**TASK DESCRIPTION:** In the entries below, spot each line with the word "title" and copy it.

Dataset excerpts
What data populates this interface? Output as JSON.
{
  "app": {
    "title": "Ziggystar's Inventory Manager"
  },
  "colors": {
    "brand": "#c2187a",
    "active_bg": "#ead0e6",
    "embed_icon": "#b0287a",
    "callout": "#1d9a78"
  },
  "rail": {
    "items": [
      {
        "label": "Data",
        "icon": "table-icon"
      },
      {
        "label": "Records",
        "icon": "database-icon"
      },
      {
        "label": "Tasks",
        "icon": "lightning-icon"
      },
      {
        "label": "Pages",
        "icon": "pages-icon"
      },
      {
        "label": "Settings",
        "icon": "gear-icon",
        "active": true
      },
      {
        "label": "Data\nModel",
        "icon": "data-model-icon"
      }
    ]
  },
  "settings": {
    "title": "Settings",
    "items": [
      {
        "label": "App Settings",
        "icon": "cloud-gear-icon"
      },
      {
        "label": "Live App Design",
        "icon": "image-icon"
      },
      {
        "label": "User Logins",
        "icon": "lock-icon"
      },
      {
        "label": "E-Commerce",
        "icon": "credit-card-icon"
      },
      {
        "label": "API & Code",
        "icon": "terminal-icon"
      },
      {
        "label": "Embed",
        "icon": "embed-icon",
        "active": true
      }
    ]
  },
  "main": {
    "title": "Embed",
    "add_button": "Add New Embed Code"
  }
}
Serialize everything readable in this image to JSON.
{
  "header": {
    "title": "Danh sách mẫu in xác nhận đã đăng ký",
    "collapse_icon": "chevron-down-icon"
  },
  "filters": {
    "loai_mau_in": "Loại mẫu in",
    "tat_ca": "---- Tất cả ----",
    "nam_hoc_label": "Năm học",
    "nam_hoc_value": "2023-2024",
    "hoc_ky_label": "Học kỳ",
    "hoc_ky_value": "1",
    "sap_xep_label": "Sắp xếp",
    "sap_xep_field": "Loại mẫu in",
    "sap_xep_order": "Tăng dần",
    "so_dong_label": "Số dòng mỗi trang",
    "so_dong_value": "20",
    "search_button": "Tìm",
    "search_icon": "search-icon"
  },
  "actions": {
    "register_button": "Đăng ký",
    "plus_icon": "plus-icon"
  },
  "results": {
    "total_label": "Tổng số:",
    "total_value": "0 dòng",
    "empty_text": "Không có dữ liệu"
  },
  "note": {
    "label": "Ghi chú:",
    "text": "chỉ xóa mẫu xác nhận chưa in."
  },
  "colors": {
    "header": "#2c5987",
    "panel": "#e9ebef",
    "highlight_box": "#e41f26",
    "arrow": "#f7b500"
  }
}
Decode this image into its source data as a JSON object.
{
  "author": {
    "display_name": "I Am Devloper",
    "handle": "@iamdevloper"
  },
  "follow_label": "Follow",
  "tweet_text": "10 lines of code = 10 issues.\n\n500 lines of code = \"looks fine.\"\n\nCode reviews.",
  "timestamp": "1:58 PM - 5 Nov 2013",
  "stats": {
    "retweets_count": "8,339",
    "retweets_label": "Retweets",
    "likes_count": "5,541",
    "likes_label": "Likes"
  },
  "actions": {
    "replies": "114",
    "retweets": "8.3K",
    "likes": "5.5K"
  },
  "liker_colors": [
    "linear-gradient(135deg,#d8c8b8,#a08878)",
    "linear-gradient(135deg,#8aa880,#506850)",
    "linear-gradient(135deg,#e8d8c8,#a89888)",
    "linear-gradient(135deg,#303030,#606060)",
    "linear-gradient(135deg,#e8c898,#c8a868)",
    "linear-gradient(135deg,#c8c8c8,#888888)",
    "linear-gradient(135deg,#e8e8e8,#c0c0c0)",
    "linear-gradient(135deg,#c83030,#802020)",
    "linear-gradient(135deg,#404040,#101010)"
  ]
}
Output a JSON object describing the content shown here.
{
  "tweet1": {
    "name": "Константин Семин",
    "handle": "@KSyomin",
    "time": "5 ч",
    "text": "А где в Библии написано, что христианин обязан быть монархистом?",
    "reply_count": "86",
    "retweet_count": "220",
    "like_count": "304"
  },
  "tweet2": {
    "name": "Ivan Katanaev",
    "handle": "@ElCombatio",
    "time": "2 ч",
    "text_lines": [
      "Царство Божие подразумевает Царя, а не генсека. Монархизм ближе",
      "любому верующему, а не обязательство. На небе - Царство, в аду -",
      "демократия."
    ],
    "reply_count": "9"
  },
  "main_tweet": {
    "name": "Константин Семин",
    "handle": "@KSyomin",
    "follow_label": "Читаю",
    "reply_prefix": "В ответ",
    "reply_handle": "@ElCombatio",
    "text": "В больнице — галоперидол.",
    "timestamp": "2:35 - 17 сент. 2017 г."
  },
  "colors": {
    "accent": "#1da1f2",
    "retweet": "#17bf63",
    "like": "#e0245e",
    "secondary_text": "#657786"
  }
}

**WRITTEN REPLY:**
    "title": "Ziggystar's Inventory Manager"
    "title": "Settings",
    "title": "Embed",
    "title": "Danh sách mẫu in xác nhận đã đăng ký",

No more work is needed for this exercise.